■ Record extracts
....

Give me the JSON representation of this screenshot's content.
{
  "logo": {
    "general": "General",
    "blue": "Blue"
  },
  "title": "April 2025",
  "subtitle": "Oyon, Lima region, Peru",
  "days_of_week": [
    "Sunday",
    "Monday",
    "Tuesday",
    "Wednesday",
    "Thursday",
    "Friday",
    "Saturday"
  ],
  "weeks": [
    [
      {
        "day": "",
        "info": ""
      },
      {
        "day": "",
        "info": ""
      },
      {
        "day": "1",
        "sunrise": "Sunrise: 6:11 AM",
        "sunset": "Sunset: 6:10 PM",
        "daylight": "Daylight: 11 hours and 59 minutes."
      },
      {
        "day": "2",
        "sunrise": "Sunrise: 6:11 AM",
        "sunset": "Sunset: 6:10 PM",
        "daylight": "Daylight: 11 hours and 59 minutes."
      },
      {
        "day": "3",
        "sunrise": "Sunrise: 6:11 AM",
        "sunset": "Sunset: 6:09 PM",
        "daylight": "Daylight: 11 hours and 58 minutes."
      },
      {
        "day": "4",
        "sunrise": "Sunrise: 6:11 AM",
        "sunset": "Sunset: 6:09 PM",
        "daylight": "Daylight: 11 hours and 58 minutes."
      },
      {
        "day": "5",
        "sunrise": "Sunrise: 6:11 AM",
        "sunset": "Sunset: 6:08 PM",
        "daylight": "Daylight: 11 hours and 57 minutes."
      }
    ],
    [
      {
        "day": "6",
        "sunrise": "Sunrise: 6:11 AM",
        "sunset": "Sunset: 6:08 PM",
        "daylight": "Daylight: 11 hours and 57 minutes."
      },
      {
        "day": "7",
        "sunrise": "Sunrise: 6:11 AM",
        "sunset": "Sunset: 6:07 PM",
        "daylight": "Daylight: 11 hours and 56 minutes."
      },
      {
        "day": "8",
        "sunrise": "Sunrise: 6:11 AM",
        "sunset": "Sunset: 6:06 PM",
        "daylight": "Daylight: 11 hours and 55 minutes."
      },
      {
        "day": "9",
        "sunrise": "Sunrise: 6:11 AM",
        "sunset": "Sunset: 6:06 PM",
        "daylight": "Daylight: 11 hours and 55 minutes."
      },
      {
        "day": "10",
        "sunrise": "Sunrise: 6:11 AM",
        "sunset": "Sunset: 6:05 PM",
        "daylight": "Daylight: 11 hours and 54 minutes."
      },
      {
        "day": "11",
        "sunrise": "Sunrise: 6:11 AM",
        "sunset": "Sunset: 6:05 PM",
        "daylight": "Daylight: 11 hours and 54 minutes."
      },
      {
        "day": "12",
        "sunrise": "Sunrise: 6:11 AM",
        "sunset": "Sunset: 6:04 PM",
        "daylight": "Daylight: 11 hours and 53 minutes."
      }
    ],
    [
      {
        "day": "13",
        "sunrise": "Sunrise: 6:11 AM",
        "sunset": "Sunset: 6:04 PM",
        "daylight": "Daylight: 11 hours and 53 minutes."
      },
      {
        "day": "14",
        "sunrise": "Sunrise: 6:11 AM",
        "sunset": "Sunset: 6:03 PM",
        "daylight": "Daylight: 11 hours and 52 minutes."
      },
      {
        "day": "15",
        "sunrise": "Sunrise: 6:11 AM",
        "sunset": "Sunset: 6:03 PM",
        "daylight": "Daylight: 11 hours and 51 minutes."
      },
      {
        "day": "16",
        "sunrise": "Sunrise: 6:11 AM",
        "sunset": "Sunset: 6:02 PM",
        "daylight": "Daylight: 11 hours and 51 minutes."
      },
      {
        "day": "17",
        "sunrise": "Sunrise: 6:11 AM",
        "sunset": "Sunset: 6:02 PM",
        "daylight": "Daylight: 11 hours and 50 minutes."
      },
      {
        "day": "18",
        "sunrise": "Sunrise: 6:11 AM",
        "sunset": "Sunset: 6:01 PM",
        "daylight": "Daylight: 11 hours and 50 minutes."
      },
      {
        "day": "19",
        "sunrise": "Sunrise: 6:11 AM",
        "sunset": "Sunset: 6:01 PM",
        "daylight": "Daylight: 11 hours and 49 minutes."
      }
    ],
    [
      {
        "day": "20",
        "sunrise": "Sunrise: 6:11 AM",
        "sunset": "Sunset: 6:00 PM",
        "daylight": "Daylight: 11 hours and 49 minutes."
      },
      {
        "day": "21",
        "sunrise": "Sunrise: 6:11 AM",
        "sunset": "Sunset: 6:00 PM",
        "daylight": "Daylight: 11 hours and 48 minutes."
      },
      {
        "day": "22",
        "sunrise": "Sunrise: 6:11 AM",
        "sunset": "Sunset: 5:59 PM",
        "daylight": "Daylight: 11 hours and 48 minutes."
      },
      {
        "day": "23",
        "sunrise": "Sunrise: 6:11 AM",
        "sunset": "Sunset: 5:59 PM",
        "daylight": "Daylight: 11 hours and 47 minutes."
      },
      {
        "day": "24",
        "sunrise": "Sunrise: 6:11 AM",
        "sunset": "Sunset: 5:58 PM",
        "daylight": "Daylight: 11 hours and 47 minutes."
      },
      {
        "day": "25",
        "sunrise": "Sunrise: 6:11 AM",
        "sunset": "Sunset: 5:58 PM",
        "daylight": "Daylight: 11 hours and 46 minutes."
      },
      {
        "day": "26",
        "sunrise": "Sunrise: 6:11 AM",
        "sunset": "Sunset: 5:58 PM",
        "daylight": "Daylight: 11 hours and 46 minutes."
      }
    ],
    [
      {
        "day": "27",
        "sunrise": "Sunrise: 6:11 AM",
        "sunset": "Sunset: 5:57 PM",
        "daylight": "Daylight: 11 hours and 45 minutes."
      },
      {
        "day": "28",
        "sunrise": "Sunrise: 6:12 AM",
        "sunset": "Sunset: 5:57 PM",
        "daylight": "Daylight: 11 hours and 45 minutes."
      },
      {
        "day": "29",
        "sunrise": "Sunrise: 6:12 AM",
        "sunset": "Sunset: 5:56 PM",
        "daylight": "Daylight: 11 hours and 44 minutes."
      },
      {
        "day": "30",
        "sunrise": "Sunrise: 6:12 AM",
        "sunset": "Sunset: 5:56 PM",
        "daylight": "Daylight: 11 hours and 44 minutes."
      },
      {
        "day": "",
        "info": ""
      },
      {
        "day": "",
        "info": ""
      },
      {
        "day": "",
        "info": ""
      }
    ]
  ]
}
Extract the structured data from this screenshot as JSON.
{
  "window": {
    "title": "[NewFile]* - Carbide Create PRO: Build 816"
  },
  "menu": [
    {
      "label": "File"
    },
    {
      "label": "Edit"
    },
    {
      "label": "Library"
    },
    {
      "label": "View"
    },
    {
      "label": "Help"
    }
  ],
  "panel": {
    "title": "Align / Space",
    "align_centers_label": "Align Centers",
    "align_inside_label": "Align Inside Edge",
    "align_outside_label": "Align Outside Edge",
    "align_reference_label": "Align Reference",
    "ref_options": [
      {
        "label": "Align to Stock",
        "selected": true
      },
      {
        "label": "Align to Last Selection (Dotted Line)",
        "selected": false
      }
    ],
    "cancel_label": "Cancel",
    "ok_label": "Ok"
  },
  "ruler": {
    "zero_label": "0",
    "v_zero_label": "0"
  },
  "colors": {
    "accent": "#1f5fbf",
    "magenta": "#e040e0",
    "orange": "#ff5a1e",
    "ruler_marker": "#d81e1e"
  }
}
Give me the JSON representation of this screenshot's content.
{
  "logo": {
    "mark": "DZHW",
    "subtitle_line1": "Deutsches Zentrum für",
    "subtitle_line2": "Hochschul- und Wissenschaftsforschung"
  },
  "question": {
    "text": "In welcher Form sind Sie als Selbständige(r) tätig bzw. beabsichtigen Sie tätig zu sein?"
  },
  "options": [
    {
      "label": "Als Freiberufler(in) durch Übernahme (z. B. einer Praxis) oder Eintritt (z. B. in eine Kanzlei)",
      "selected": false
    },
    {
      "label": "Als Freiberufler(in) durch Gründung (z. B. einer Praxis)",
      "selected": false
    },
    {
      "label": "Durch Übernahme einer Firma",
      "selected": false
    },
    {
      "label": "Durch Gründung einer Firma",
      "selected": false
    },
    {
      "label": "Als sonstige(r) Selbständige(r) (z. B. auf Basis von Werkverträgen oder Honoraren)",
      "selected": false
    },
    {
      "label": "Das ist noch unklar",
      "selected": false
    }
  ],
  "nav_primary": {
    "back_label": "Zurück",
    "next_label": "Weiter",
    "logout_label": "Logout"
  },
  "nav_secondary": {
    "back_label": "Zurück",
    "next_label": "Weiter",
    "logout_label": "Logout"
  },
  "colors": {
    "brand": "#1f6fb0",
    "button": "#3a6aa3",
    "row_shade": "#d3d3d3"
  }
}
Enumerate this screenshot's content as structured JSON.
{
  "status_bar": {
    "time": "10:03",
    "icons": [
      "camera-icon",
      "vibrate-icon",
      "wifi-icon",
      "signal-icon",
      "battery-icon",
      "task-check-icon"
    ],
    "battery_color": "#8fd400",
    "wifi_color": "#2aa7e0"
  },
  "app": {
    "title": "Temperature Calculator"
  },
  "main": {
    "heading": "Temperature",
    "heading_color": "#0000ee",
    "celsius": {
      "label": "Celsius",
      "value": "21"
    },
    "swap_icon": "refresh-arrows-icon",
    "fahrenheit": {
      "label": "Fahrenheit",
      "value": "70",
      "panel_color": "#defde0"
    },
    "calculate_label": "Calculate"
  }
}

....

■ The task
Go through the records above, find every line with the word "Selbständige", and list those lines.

■ Output below
    "text": "In welcher Form sind Sie als Selbständige(r) tätig bzw. beabsichtigen Sie tätig zu sein?"
      "label": "Als sonstige(r) Selbständige(r) (z. B. auf Basis von Werkverträgen oder Honoraren)",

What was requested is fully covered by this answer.